Agriculture can help insulate wildlife from the worst effects of climate change, but only if it ditches the current focus on monocultures.
Farmlands can act as havens for wildlife species in a world where climate change is eroding their habitats, a new study explains. However, for that to happen, a shift needs to be made towards mixed cultures. Such a change would also make the farms themselves more resilient against climate changes, which would also benefit us and help solidify the global food supply against environmental shocks.
Although the study focused on bird species in Costa Rica, the team explains that birds can serve as a “natural guideline” for the health of other animal families throughout the world, as well.
Strength in diversity
“Farms that are good for birds are also good for other species,” said Jeffrey Smith, a graduate student in the department of biology and a co-author on the paper. “We can use birds as natural guides to help us design better agricultural systems.”
The team looked at long-term farming practices in Costa Rica and how these impact local bird biodiversity levels. Overall, farms that plant diverse crops can provide habitat for a larger number of bird species than monoculture farms, they found, and are also more stable as habitats over time. Diverse farmlands were also more effective at insulating the species they housed against the ecological damage caused by climate change.
Tropical areas and the rainforests that thrive there are “expected to suffer even more intensely” due to climate change than other areas, explains Gretchen Daily, director of the Stanford Natural Capital Project and the Center for Conservation Biology, and a senior author on the paper. Climate change will lead to longer dry seasons along with more and longer intervals of extreme heat, which will lead to more forest dieback — the process in which woody plants start dying from the leaves (and other peripheral parts) down due to harsh environmental conditions, pathogens, or parasites.
Climate change is already having an impact on wildlife, and, given the tectonically-slow rate of international action on the issue, there’s little reason to believe this effect will end soon. The paper explains that farming practices “really matter” when trying to boost climate resilience and protect biodiversity. Given the speed with which ecosystems can completely break down, and considering the importance of ones such as the Amazon Rainforest in the global carbon cycle, that’s definitely something we should be working towards.
As tropical areas are one of the most biodiverse in the world, the team focused their study on Costa Rica, using birds as a proxy for biodiversity at large.
As rainforests are cut down to make room for plantations of bananas or sugarcane, the amount of habitat available for wildlife shrinks — we’ve been clearing a lot of forest in the last few years, so that available habitat has shrunk quite dramatically, the team explains. At the same time, climate change is making dry seasons longer and hotter, placing even more strain on the animals living here and the plants which support them.
“It’s the one-two punch of land-use intensification and climate change,” said Nick Hendershot, a graduate student in the department of biology and lead author on the study.

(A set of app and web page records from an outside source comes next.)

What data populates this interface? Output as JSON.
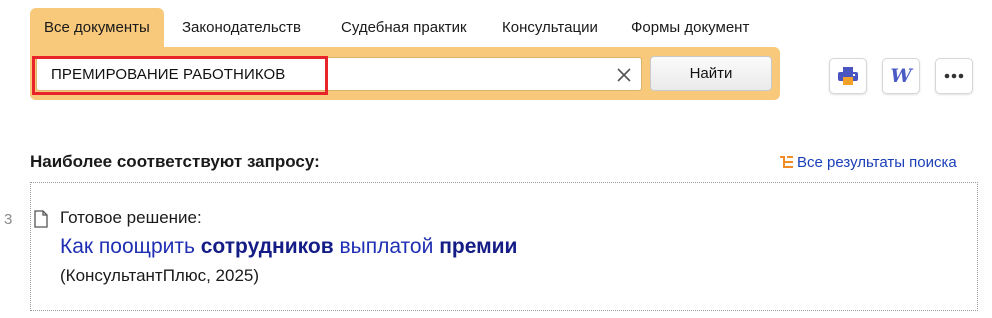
{
  "tabs": [
    {
      "label": "Все документы",
      "active": true
    },
    {
      "label": "Законодательств",
      "active": false
    },
    {
      "label": "Судебная практик",
      "active": false
    },
    {
      "label": "Консультации",
      "active": false
    },
    {
      "label": "Формы документ",
      "active": false
    }
  ],
  "search": {
    "query": "ПРЕМИРОВАНИЕ РАБОТНИКОВ",
    "clear_icon": "close-icon",
    "button_label": "Найти"
  },
  "toolbar": {
    "print_icon": "printer-icon",
    "word_icon": "word-export-icon",
    "word_glyph": "W",
    "more_icon": "more-dots-icon"
  },
  "results": {
    "heading": "Наиболее соответствуют запросу:",
    "all_results_label": "Все результаты поиска",
    "items": [
      {
        "number": "3",
        "type": "Готовое решение:",
        "title_parts": [
          {
            "text": "Как поощрить ",
            "bold": false
          },
          {
            "text": "сотрудников",
            "bold": true
          },
          {
            "text": " выплатой ",
            "bold": false
          },
          {
            "text": "премии",
            "bold": true
          }
        ],
        "source": "(КонсультантПлюс, 2025)"
      }
    ]
  },
  "colors": {
    "accent_orange": "#f8c97a",
    "highlight_red": "#e8232a",
    "link_blue": "#1f2fb3"
  }
}
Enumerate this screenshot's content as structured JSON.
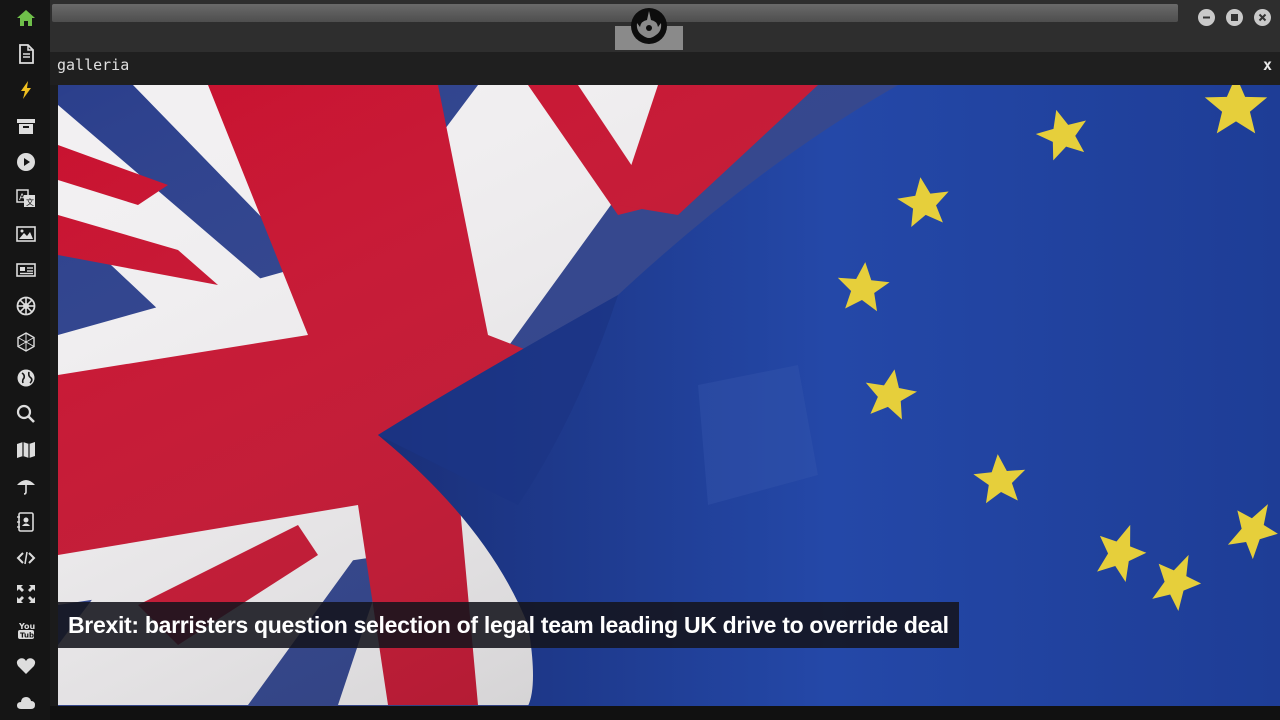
{
  "sidebar": {
    "items": [
      {
        "icon": "home-icon",
        "color": "#6fbf4a"
      },
      {
        "icon": "document-icon"
      },
      {
        "icon": "lightning-icon"
      },
      {
        "icon": "archive-icon"
      },
      {
        "icon": "play-icon"
      },
      {
        "icon": "translate-icon"
      },
      {
        "icon": "image-icon"
      },
      {
        "icon": "newspaper-icon"
      },
      {
        "icon": "galactic-empire-icon"
      },
      {
        "icon": "hexagon-icon"
      },
      {
        "icon": "globe-icon"
      },
      {
        "icon": "search-icon"
      },
      {
        "icon": "map-icon"
      },
      {
        "icon": "umbrella-icon"
      },
      {
        "icon": "contacts-icon"
      },
      {
        "icon": "code-icon"
      },
      {
        "icon": "expand-icon"
      },
      {
        "icon": "youtube-icon"
      },
      {
        "icon": "heart-icon"
      },
      {
        "icon": "cloud-icon"
      }
    ]
  },
  "window": {
    "logo": "rebel-alliance-icon",
    "controls": [
      "minimize-icon",
      "maximize-icon",
      "close-icon"
    ]
  },
  "panel": {
    "title": "galleria",
    "close_label": "x"
  },
  "gallery": {
    "caption": "Brexit: barristers question selection of legal team leading UK drive to override deal"
  },
  "colors": {
    "uk_red": "#c8102e",
    "uk_blue": "#2b3f8c",
    "eu_blue": "#1f3f9a",
    "eu_star": "#e6cf3b",
    "accent_green": "#6fbf4a"
  }
}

“Wildlife populations are already severely stressed, with overall decreased health and population sizes in some farming landscapes. Then, these further extreme conditions like prolonged drought can come along and really just decimate a species.”
The study drew on 20 years’ worth of field data to map which species of birds live in natural tropical forests and in different types of farmland. Costa Rica has various agricultural systems in place throughout the country, which gave the team a chance to compare and contrast monoculture systems, diversified multi-crop farms, and natural forests. Monoculture farms analyzed in the study included pineapple, rice, or sugar cane, while ‘diversified’ farms either mixed several types of crops or were bordered by ribbons of natural forest.

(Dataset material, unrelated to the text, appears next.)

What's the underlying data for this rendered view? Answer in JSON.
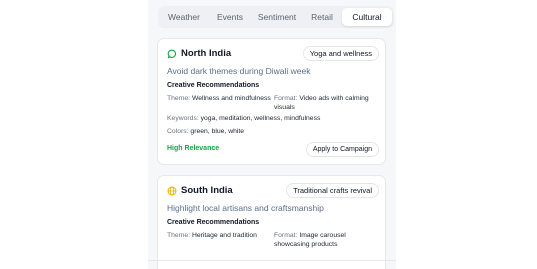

All in all, diversified farms harbored more species of common birds, but also provided shelter for some of the most threatened ones — species such as the Great Green Macaw and the Yellow-naped Parrot, listed as Endangered and Vulnerable, respectively, on the IUCN Red List.
In farms that practiced intensive monocropping, however, the team found that biodiversity levels declined over time.
“Which species are in a given place makes a huge difference — it’s not just about numbers alone, we care about who’s there,” said Daily.
“Each bird serves a unique role as part of the machinery of nature. And the habitats they live in support us all.”
There is a lot of room to expand on diversified farming, both in Costa Rica and around the world, the team reports. It wouldn’t benefit just wildlife — mixed farming practices have been shown to boost crop yields, and they increase food security by making the crops more resilient against environmental shocks.
“There are so many cash crops that thrive in diversified farms. Bananas and coffee are two great examples from Costa Rica — they’re planted together, and the taller banana plant shades the temperature-sensitive coffee bean,” Daily added. “The two crops together provide more habitat opportunity than just one alone, and they also provide a diversified income stream for the farmer.”
I’d call that a win-win!
The paper “Intensive farming drives long-term shifts in avian community composition” has been published in the journal Nature.